The winds that determine the direction of criminal justice can be fickle — and our approach to juvenile justice is just as changeable. A few decades ago, when the panic over drugs and crime led to zero tolerance policies that put so many Americans behind bars, children didn’t fare much better. In the 1990s, a myth emerged of the “superpredator” — a new generation of uncontrollable, violent young offenders — that lead to harsher juvenile sentences and less tolerance for juvenile crimes. Increasing number of children were thrown in adult prisons, often subject to life without parole or long periods of solitary confinement.
Fortunately, those attitudes began to shift, driven in part on new research on brain development that suggested that children’’s immature brains can make them incapable of judgment and reason and should not be held to the same standards of criminal punishment as adults.
District Attorney Larry Krasner moved that idea further forward this week when he announced new policies that are intended to modify how juveniles in the justice system are dealt with. These policies will alter some of the harsher penalties and treatment that young people have been subjected to, especially those who haven’t committed serious or violent crimes, or aren’t repeat offenders.

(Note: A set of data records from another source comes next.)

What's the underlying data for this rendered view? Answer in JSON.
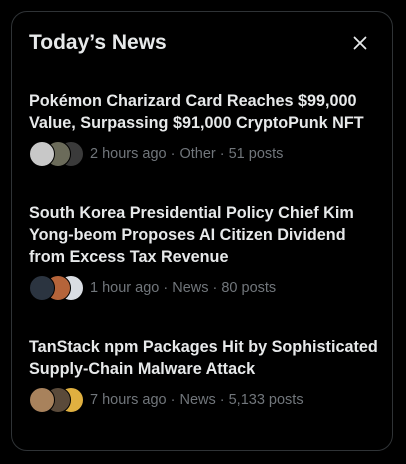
{
  "header": {
    "title": "Today’s News",
    "close_icon": "close-icon"
  },
  "stories": [
    {
      "headline": "Pokémon Charizard Card Reaches $99,000 Value, Surpassing $91,000 CryptoPunk NFT",
      "meta": "2 hours ago · Other · 51 posts",
      "avatar_colors": [
        "#c8c8c8",
        "#6b6b5a",
        "#3a3a3a"
      ]
    },
    {
      "headline": "South Korea Presidential Policy Chief Kim Yong-beom Proposes AI Citizen Dividend from Excess Tax Revenue",
      "meta": "1 hour ago · News · 80 posts",
      "avatar_colors": [
        "#2b3440",
        "#b5643a",
        "#d9dde3"
      ]
    },
    {
      "headline": "TanStack npm Packages Hit by Sophisticated Supply-Chain Malware Attack",
      "meta": "7 hours ago · News · 5,133 posts",
      "avatar_colors": [
        "#a8825c",
        "#5a4a3a",
        "#e0b040"
      ]
    }
  ]
}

The new policies modify some disturbing practices in our treatment of juvenile offenders: locking them up for status offenses like breaking curfew or skipping school, subjecting them to long bouts of solitary confinement, sentencing them to subpar facilities, many of which do nothing to provide education or remediation and, in at least one case, resulted in the death of a young offender. The DA also is charging fewer kids as adults, and 85 percent of those who have been charged as adults have been “decertified” to juvenile court.
This action follows closely on the heels of a federal level update of the Juvenile Justice and Delinquency Prevention Act passed last year by Congress and signed by President Trump that resets the standards for juvenile justice, including better research of minority representation in the justice system.
While there is some progress, such as declines in juvenile arrests, and court rulings, like the Supreme Court decision in 2015 that outlawed life without parole for juvenile offenders, it will take some time to entirely rewrite our brutal history of dealing with children in the justice system.
In addition to having the highest incarceration rate in the world, the U.S. also locks up more juveniles than any other country. Solidarity confinement has not been outlawed. The DA’s new measures should be especially welcome for Philadelphia, which has more than 600 young people in detention — and that’s not counting the number charged and jailed as adults.
Advocates for juvenile justice, among them, the Juvenile Law Center, are right in claiming these policy changes as a victory. But the District Attorney and his office isn’t the only one who has a role to play. Judges have enormous power over sentencing and outcomes for young offenders. Schools, communities, and the city as a whole, though, have the biggest stake in shaping the lives of troubled kids and making sure they still have a viable shot at a future.